Wittich, a lawyer, had once provided legal services to a Bozeman couple. There was an outstanding balance of $93.99 that the couple had not paid Wittich. Wittich was not going to abandon the matter, and not only collected the debt but got himself a tidy reward, an additional several thousand dollars.
It appears, as best I can tell from a not-very-clearly-drafted court opinion (the link to the decision is below), that Wittich quietly got a default legal judgment against the couple, for the $93.99, even as his office was in talks with the couple over possibly arriving at a settlement over this piddling amount of money. After successfully getting the judgment, he began efforts to collect it. After some time, he managed to persuade the court to award him not only the $93.99, but $2,900 more for “fees, costs and interests” that he claimed to have incurred as a result of spending his time trying to collect the $93.99.
A divided state Supreme Court, shockingly, upheld the judgment. Justice Cotter dissented, calling the decision [UPDATED pdf] “unconscionable” and an “affront,” scolding Wittich for “financial carnage wreaked upon [the Bozeman couple] for their refusal to pay a disputed $93.” Justice Baker grudgingly voted in favor of Wittich because there was apparently a contract, which Wittich had gotten the couple to sign, including a clause that allowed him, ultimately, to get this outrageous amount of money from them in the event of a collection action.
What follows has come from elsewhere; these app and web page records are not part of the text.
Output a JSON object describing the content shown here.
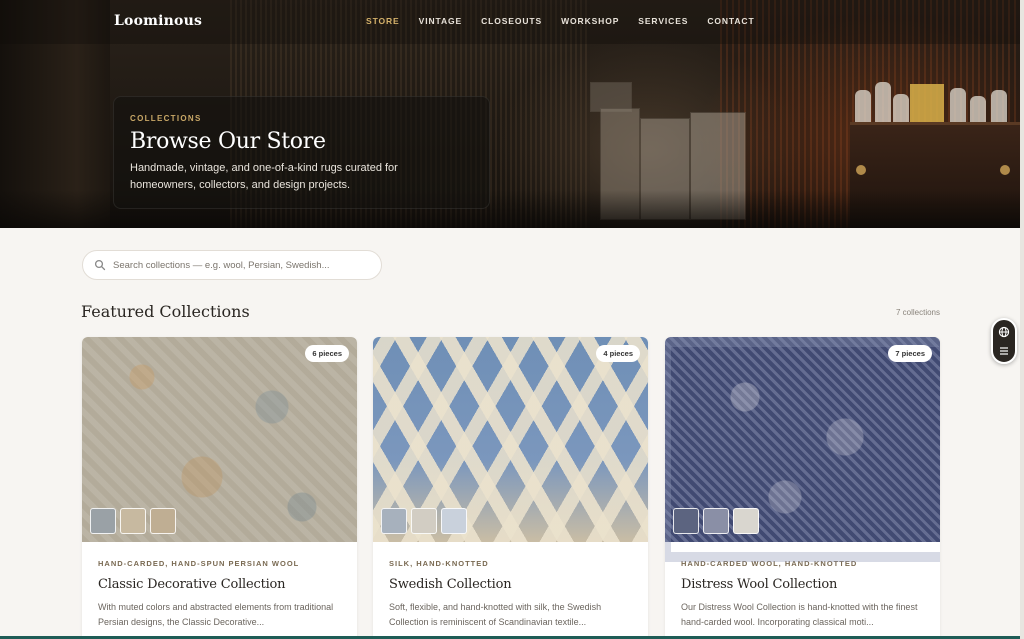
{
  "brand": {
    "name": "Loominous"
  },
  "nav": {
    "items": [
      {
        "label": "STORE",
        "active": true
      },
      {
        "label": "VINTAGE"
      },
      {
        "label": "CLOSEOUTS"
      },
      {
        "label": "WORKSHOP"
      },
      {
        "label": "SERVICES"
      },
      {
        "label": "CONTACT"
      }
    ]
  },
  "hero": {
    "eyebrow": "COLLECTIONS",
    "title": "Browse Our Store",
    "subtitle": "Handmade, vintage, and one-of-a-kind rugs curated for homeowners, collectors, and design projects."
  },
  "search": {
    "placeholder": "Search collections — e.g. wool, Persian, Swedish...",
    "value": ""
  },
  "featured": {
    "title": "Featured Collections",
    "count": "7 collections",
    "cards": [
      {
        "badge": "6 pieces",
        "tag": "HAND-CARDED, HAND-SPUN PERSIAN WOOL",
        "title": "Classic Decorative Collection",
        "desc": "With muted colors and abstracted elements from traditional Persian designs, the Classic Decorative..."
      },
      {
        "badge": "4 pieces",
        "tag": "SILK, HAND-KNOTTED",
        "title": "Swedish Collection",
        "desc": "Soft, flexible, and hand-knotted with silk, the Swedish Collection is reminiscent of Scandinavian textile..."
      },
      {
        "badge": "7 pieces",
        "tag": "HAND-CARDED WOOL, HAND-KNOTTED",
        "title": "Distress Wool Collection",
        "desc": "Our Distress Wool Collection is hand-knotted with the finest hand-carded wool. Incorporating classical moti..."
      }
    ]
  },
  "widget": {
    "icons": [
      "globe-icon",
      "menu-lines-icon"
    ]
  },
  "colors": {
    "accent": "#d4b16a",
    "ink": "#2a2622",
    "background": "#f7f5f2"
  }
}
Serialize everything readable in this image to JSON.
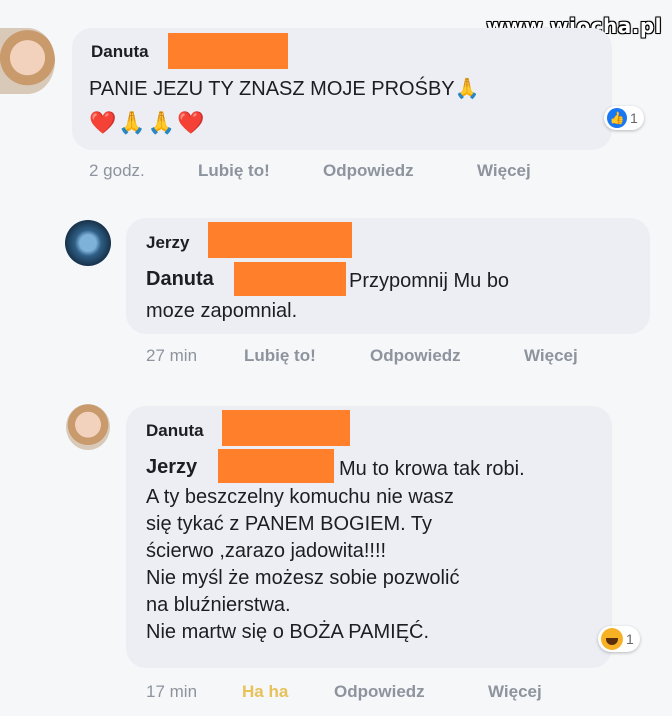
{
  "watermark": "www.wiocha.pl",
  "comments": [
    {
      "author": "Danuta",
      "text": "PANIE JEZU TY ZNASZ MOJE PROŚBY🙏",
      "emoji_line": "❤️🙏🙏❤️",
      "reaction_icon": "like-icon",
      "reaction_count": "1",
      "time": "2 godz.",
      "like": "Lubię to!",
      "reply": "Odpowiedz",
      "more": "Więcej"
    },
    {
      "author": "Jerzy",
      "mention": "Danuta",
      "text_after_mention": "Przypomnij Mu bo",
      "text": "moze zapomnial.",
      "time": "27 min",
      "like": "Lubię to!",
      "reply": "Odpowiedz",
      "more": "Więcej"
    },
    {
      "author": "Danuta",
      "mention": "Jerzy",
      "text_after_mention": "Mu to krowa tak robi.",
      "text": "A ty beszczelny komuchu nie wasz\nsię tykać z PANEM BOGIEM. Ty\nścierwo ,zarazo jadowita!!!!\nNie myśl że możesz sobie pozwolić\nna bluźnierstwa.\nNie martw się o BOŻA PAMIĘĆ.",
      "reaction_icon": "haha-icon",
      "reaction_count": "1",
      "time": "17 min",
      "like": "Ha ha",
      "reply": "Odpowiedz",
      "more": "Więcej"
    }
  ],
  "colors": {
    "redaction": "#ff7f2a",
    "bubble": "#eceef3",
    "haha_active": "#e7c15a"
  }
}
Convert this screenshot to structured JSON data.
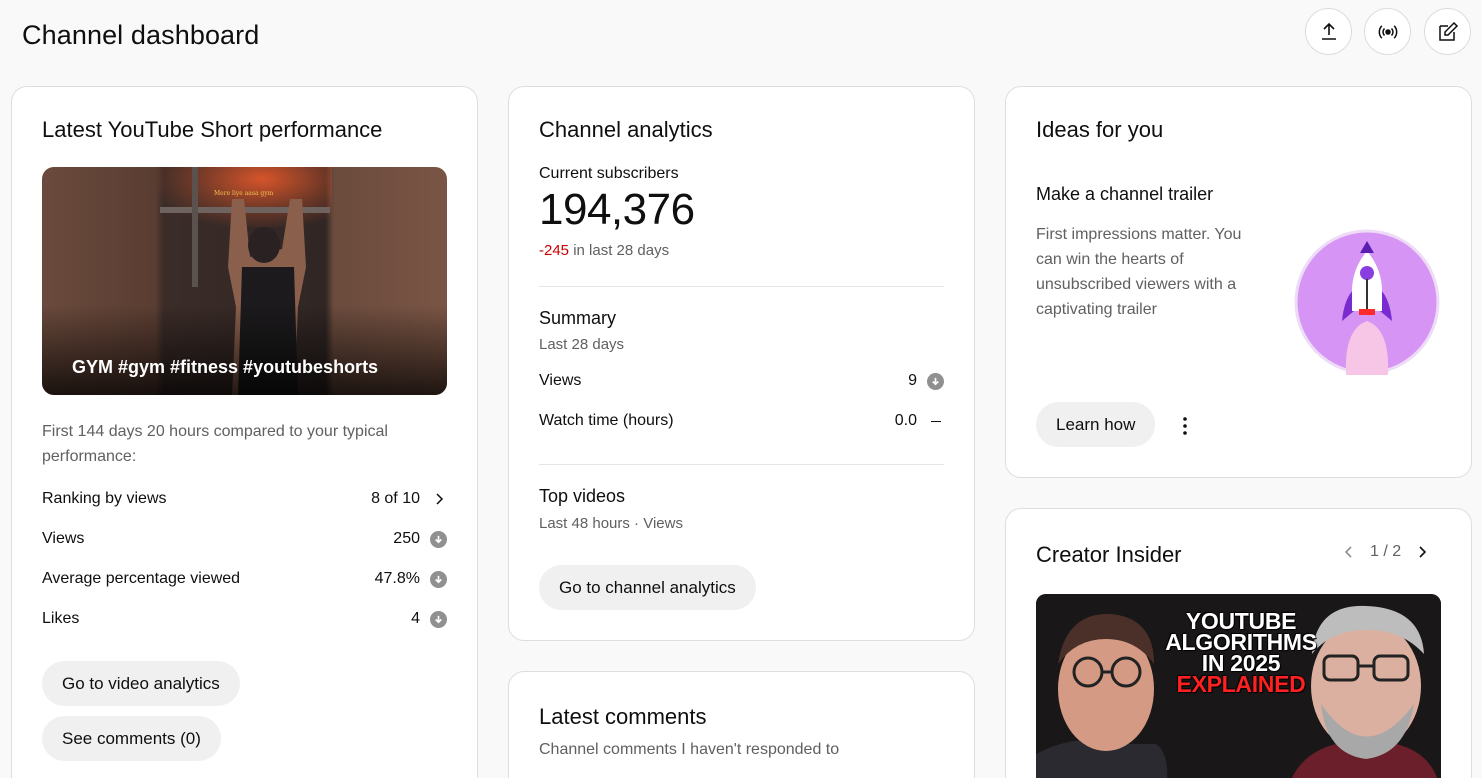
{
  "header": {
    "title": "Channel dashboard",
    "actions": [
      {
        "name": "upload-icon",
        "label": "Upload videos"
      },
      {
        "name": "live-icon",
        "label": "Go live"
      },
      {
        "name": "create-post-icon",
        "label": "Create post"
      }
    ]
  },
  "short_card": {
    "title": "Latest YouTube Short performance",
    "thumbnail_caption": "GYM #gym #fitness #youtubeshorts",
    "thumbnail_overlay_text": "Mere liye aasa gym",
    "description": "First 144 days 20 hours compared to your typical performance:",
    "metrics": [
      {
        "label": "Ranking by views",
        "value": "8 of 10",
        "icon": "chevron-right-icon"
      },
      {
        "label": "Views",
        "value": "250",
        "icon": "arrow-down-icon"
      },
      {
        "label": "Average percentage viewed",
        "value": "47.8%",
        "icon": "arrow-down-icon"
      },
      {
        "label": "Likes",
        "value": "4",
        "icon": "arrow-down-icon"
      }
    ],
    "buttons": {
      "video_analytics": "Go to video analytics",
      "see_comments": "See comments (0)"
    }
  },
  "analytics_card": {
    "title": "Channel analytics",
    "subscribers_label": "Current subscribers",
    "subscribers": "194,376",
    "delta_value": "-245",
    "delta_suffix": "in last 28 days",
    "summary": {
      "title": "Summary",
      "period": "Last 28 days",
      "rows": [
        {
          "label": "Views",
          "value": "9",
          "icon": "arrow-down-icon"
        },
        {
          "label": "Watch time (hours)",
          "value": "0.0",
          "icon": "dash-icon"
        }
      ]
    },
    "top_videos": {
      "title": "Top videos",
      "period": "Last 48 hours · Views"
    },
    "button": "Go to channel analytics"
  },
  "comments_card": {
    "title": "Latest comments",
    "subtitle": "Channel comments I haven't responded to"
  },
  "ideas_card": {
    "title": "Ideas for you",
    "idea_title": "Make a channel trailer",
    "idea_desc": "First impressions matter. You can win the hearts of unsubscribed viewers with a captivating trailer",
    "button": "Learn how"
  },
  "insider_card": {
    "title": "Creator Insider",
    "pager": "1 / 2",
    "thumb_line1": "YOUTUBE",
    "thumb_line2": "ALGORITHMS",
    "thumb_line3": "IN 2025",
    "thumb_line4": "EXPLAINED"
  },
  "colors": {
    "background": "#f9f9f9",
    "card": "#ffffff",
    "negative": "#cc0000",
    "muted_text": "#606060",
    "pill": "#f0f0f0",
    "rocket_circle": "#d694f5"
  }
}
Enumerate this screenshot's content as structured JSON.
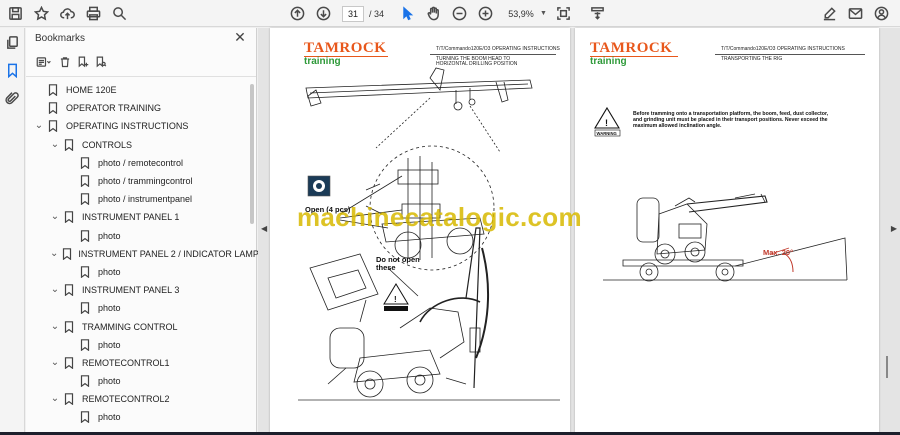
{
  "toolbar": {
    "current_page": "31",
    "total_pages": "/ 34",
    "zoom": "53,9%"
  },
  "bookmarks": {
    "title": "Bookmarks",
    "items": [
      {
        "label": "HOME 120E",
        "depth": 0,
        "expanded": null
      },
      {
        "label": "OPERATOR TRAINING",
        "depth": 0,
        "expanded": null
      },
      {
        "label": "OPERATING INSTRUCTIONS",
        "depth": 0,
        "expanded": true
      },
      {
        "label": "CONTROLS",
        "depth": 1,
        "expanded": true
      },
      {
        "label": "photo / remotecontrol",
        "depth": 2,
        "expanded": null
      },
      {
        "label": "photo / trammingcontrol",
        "depth": 2,
        "expanded": null
      },
      {
        "label": "photo / instrumentpanel",
        "depth": 2,
        "expanded": null
      },
      {
        "label": "INSTRUMENT PANEL 1",
        "depth": 1,
        "expanded": true
      },
      {
        "label": "photo",
        "depth": 2,
        "expanded": null
      },
      {
        "label": "INSTRUMENT PANEL 2 / INDICATOR LAMPS",
        "depth": 1,
        "expanded": true
      },
      {
        "label": "photo",
        "depth": 2,
        "expanded": null
      },
      {
        "label": "INSTRUMENT PANEL 3",
        "depth": 1,
        "expanded": true
      },
      {
        "label": "photo",
        "depth": 2,
        "expanded": null
      },
      {
        "label": "TRAMMING CONTROL",
        "depth": 1,
        "expanded": true
      },
      {
        "label": "photo",
        "depth": 2,
        "expanded": null
      },
      {
        "label": "REMOTECONTROL1",
        "depth": 1,
        "expanded": true
      },
      {
        "label": "photo",
        "depth": 2,
        "expanded": null
      },
      {
        "label": "REMOTECONTROL2",
        "depth": 1,
        "expanded": true
      },
      {
        "label": "photo",
        "depth": 2,
        "expanded": null
      }
    ]
  },
  "page_left": {
    "logo": "TAMROCK",
    "subtitle": "training",
    "code": "T/T/Commando120E/O3 OPERATING INSTRUCTIONS",
    "heading_line1": "TURNING THE BOOM HEAD TO",
    "heading_line2": "HORIZONTAL DRILLING POSITION",
    "label_open": "Open (4 pcs)",
    "label_do_not_open": "Do not open these"
  },
  "page_right": {
    "logo": "TAMROCK",
    "subtitle": "training",
    "code": "T/T/Commando120E/O3 OPERATING INSTRUCTIONS",
    "heading": "TRANSPORTING THE RIG",
    "warning_sign": "WARNING",
    "warning_text": "Before tramming onto a transportation platform, the boom, feed, dust collector, and grinding unit must be placed in their transport positions. Never exceed the maximum allowed inclination angle.",
    "angle_label": "Max. 20°"
  },
  "watermark": "machinecatalogic.com",
  "colors": {
    "logo": "#e8571b",
    "training": "#2f9a3a",
    "accent": "#1a73e8",
    "watermark": "#d7b900"
  }
}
But Justice Baker strongly cautioned him to review the rules of the State Bar which address lawyers and their billing practices, and are designed to prevent lawyers from fleecing their clients.
And Cotter notes that when the dust finally settles, the couple will probably owe north of $5,000 to Wittich, because Wittich will try to recoup additional costs from them, namely, his costs in litigating the case of the $93.99 in front of the Supreme Court.
In essence, Whittich did what he could, not what he should. Nice guy.
Oh, and one other point, which goes without saying: if Wittich ever thought he could run for statewide office, that dream he can now kiss goodbye.